Read more about Lyme disease.
Most hospital infection prevention and control programs have a handful of stories regarding an incident involving an infectious disease that resulted in a lot of hysteria and not a lot of critical thinking. As an infection preventionist in both adult and pediatric acute care, I’ve seen health care workers brazenly walk into the room of a patient who is under isolation precautions for horribly resistant infections like CRE (Carbapenem-resistant Enterobacteriaceae) without wearing 1 piece of personal protective equipment (PPE); however, they will then wear every scrap of protection they can find (including a coverall suit, shoe covers, etc) when caring for a patient with bed bugs. Threat perception and understanding is a serious issue when it comes to infectious diseases.
The latest example of this occurred at the prestigious Johns Hopkins Hospital in Baltimore, Maryland. Last Thursday afternoon, 2 buildings were evacuated and employees within a certain area were isolated and medically-evaluated because of a potential infectious-disease related incident. HAZMAT suits were involved and of course, a lot of press coverage.
Read more about tuberculosis.

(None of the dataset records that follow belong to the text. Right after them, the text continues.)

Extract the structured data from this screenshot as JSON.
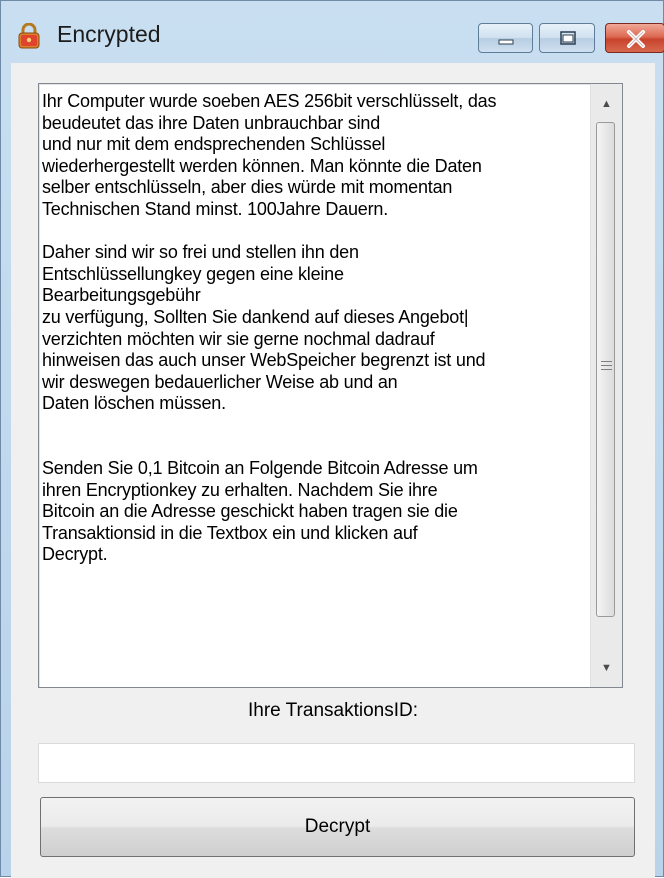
{
  "window": {
    "title": "Encrypted",
    "icon": "lock-icon"
  },
  "controls": {
    "minimize_icon": "minimize-icon",
    "maximize_icon": "maximize-icon",
    "close_icon": "close-icon"
  },
  "message": {
    "text": "Ihr Computer wurde soeben AES 256bit verschlüsselt, das\nbeudeutet das ihre Daten unbrauchbar sind\nund nur mit dem endsprechenden Schlüssel\nwiederhergestellt werden können. Man könnte die Daten\nselber entschlüsseln, aber dies würde mit momentan\nTechnischen Stand minst. 100Jahre Dauern.\n\nDaher sind wir so frei und stellen ihn den\nEntschlüssellungkey gegen eine kleine\nBearbeitungsgebühr\nzu verfügung, Sollten Sie dankend auf dieses Angebot|\nverzichten möchten wir sie gerne nochmal dadrauf\nhinweisen das auch unser WebSpeicher begrenzt ist und\nwir deswegen bedauerlicher Weise ab und an\nDaten löschen müssen.\n\n\nSenden Sie 0,1 Bitcoin an Folgende Bitcoin Adresse um\nihren Encryptionkey zu erhalten. Nachdem Sie ihre\nBitcoin an die Adresse geschickt haben tragen sie die\nTransaktionsid in die Textbox ein und klicken auf\nDecrypt."
  },
  "scrollbar": {
    "up_icon": "scroll-up-arrow-icon",
    "down_icon": "scroll-down-arrow-icon"
  },
  "transaction": {
    "label": "Ihre TransaktionsID:",
    "value": ""
  },
  "decrypt_button": {
    "label": "Decrypt"
  },
  "colors": {
    "frame": "#c9dff1",
    "client": "#f0f0f0",
    "close_button": "#c8432c"
  }
}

GEN-003, a vaccine comprised of a transmembrane deletion mutant of glycoprotein D and a saponin-derived adjuvant, is clinically effective at doses of 60 µg/50 µg and 60 µg /75 µg for reducing viral shedding at up to 1 year in adults with symptomatic genital herpes simplex virus 2 (HSV-2) infection, according to a study in The Journal of Infectious Diseases (JID). Additionally, the investigators saw a reduction in lesion rates following administration of GEN-003 at varying doses of the study vaccine.

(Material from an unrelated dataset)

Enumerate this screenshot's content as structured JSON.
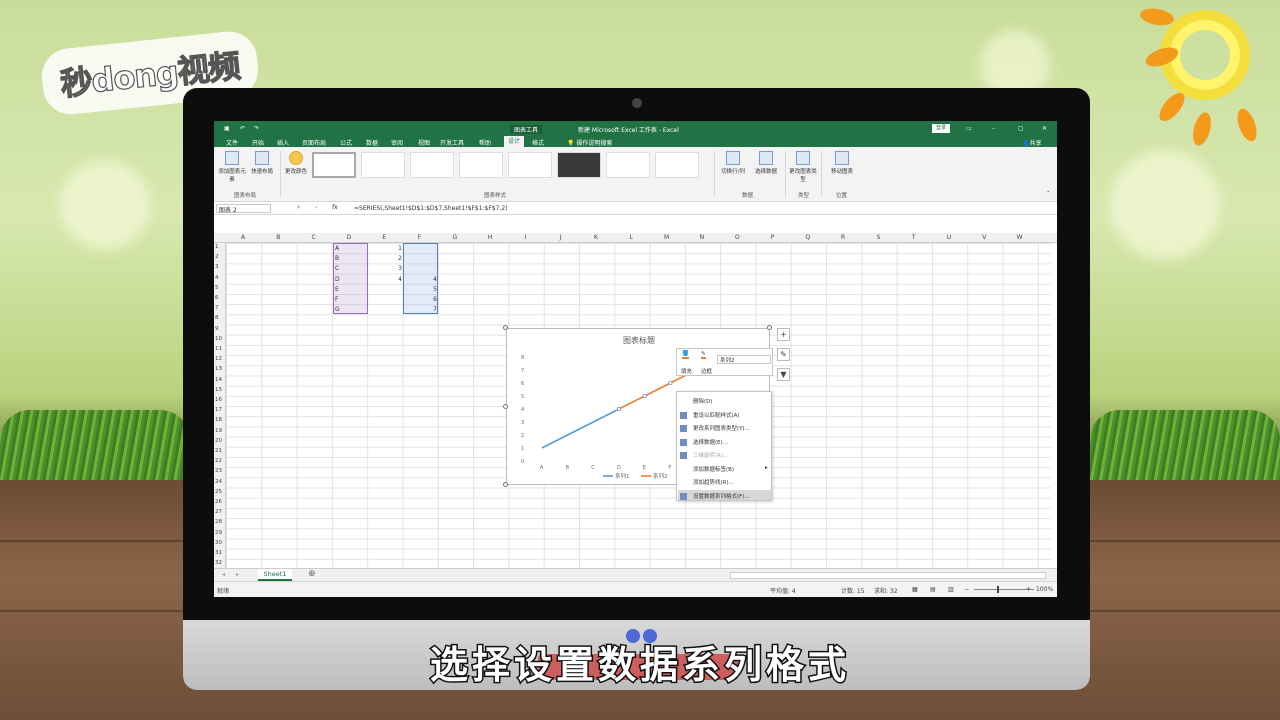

“Currently available therapeutic options for recurrent HSV-2 infections include short-term treatment beginning with the first signs of recurrence, or chronic daily suppression with nucleoside analogues, valacyclovir, acyclovir, or famciclovir,” the investigators, led by Nicholas Van Wagoner, MD, PhD, of the University of Alabama at Birmingham, wrote. “However, chronic daily therapy does not completely suppress outbreaks, has cost implications, and requires daily adherence. With a high global prevalence, an established link between HSV-2 and subsequent HIV acquisition, the often-overlooked psychological effects of genital HSV infection, and the inability of antiviral oral treatments to completely eliminate viral shedding, there is a clear need for new therapeutic options.”

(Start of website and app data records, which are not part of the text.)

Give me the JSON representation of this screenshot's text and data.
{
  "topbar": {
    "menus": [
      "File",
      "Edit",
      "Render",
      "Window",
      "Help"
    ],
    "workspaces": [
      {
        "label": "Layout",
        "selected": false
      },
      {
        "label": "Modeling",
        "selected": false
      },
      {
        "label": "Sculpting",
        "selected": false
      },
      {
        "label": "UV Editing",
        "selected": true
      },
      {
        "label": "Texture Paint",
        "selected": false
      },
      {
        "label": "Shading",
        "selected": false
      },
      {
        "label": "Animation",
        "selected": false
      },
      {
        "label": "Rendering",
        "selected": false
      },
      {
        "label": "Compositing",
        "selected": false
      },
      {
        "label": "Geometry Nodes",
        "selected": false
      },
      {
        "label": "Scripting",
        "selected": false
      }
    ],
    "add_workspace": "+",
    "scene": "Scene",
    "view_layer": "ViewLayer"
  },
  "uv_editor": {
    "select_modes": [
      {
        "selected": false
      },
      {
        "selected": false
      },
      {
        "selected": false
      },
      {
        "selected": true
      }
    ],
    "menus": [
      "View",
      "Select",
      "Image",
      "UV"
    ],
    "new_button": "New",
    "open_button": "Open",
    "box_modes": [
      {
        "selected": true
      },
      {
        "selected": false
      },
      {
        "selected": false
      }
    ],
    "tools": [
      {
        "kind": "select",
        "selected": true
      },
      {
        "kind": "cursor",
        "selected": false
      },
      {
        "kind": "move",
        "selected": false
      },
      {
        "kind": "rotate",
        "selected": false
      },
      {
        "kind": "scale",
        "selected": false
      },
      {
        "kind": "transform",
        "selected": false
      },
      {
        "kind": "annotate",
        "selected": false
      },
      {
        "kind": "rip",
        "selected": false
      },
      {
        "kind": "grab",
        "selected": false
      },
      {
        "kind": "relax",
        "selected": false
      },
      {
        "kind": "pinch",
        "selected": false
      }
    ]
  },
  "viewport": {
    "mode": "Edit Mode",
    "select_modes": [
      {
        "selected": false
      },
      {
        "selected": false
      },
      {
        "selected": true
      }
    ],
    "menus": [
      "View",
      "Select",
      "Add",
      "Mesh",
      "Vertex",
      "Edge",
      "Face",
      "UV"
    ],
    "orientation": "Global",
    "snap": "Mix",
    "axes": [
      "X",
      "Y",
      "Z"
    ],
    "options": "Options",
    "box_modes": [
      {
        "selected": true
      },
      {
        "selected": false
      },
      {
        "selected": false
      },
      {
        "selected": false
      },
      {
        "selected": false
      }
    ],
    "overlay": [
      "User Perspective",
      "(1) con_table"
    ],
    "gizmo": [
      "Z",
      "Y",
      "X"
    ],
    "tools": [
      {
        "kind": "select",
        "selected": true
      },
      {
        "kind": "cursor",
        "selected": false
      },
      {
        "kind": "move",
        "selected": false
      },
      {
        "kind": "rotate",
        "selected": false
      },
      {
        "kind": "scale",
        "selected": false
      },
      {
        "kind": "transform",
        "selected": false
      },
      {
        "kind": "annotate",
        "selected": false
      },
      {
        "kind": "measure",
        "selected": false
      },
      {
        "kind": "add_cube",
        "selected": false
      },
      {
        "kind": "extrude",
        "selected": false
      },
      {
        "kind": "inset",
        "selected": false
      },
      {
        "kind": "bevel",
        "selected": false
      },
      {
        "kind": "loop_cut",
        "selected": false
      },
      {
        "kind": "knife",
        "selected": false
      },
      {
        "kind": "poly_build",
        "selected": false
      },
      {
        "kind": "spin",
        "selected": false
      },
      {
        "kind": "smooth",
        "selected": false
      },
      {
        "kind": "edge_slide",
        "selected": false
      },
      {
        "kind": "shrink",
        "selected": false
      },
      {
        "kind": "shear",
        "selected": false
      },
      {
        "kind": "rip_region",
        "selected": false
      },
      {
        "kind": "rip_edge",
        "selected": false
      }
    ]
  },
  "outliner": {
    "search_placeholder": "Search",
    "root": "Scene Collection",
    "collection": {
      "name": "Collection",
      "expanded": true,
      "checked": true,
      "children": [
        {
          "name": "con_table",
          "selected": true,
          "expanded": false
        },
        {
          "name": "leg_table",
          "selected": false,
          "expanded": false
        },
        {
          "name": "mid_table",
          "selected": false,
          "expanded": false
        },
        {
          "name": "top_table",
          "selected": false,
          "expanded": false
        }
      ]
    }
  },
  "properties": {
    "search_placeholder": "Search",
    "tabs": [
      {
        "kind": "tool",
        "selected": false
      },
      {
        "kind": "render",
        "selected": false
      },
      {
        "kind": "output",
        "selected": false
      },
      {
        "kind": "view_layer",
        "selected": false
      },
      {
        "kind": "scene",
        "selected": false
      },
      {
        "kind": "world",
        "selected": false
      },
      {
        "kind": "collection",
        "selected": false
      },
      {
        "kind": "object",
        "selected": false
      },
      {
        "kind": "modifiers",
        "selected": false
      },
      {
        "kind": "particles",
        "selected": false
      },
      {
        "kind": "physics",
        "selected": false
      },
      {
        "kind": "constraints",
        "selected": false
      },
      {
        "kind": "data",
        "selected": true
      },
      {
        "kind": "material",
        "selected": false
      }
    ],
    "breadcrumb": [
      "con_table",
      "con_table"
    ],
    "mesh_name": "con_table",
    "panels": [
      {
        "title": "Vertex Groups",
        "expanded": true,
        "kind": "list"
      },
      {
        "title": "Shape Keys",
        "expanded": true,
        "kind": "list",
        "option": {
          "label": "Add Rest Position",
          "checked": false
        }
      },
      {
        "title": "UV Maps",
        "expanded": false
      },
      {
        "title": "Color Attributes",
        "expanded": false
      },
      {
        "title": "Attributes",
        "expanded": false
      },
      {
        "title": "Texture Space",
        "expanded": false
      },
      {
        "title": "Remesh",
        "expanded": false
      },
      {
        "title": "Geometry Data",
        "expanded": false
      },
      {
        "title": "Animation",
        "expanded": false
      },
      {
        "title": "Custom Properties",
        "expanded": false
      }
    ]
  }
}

Adult patients between 18 and 50 years of age with genital HSV-2 for more than 1 year were enrolled in this randomized, placebo-controlled study (N = 310). Investigators randomized patients to normal saline placebo (n = 45) or GEN-003 vaccine doses of either 30 µg/25 µg (n = 44), 30 µg/50 µg (n = 45), 30 µg/75 µg (n = 44), 60 µg/25 µg (n = 44), 60 µg/50 µg (n = 44), or 60 µg/75 µg (n = 44). Participants were given 3 intramuscular infections of their assigned dose every 21 days. The investigators compared each dose in regard to the participants’ associated rates of viral shedding at baseline and following the 3-dose treatment regimen.
At baseline, the viral shedding rates were 22.2% for placebo and between 13.6% and 27.1% for the active doses. Approximately 12 months following the last dose, significant reductions in viral shedding were found for the 30/75 dose (rate ratio [RR] 0.34; 95% CI 0.1-0.61); P =.0003), 60/50 dose (RR 0.38; 95% CI 0.25-0.57; P <.0001), and 60/75 dose (RR 0.43; 95% CI 0.23-0.82; P =.01). According to a ranking analysis of the change from baseline to the immediate post-vaccination period, both the 60/50 and 60/75 dosing combinations demonstrated the greatest viral shedding reductions.
Read more about the genital herpes vaccine.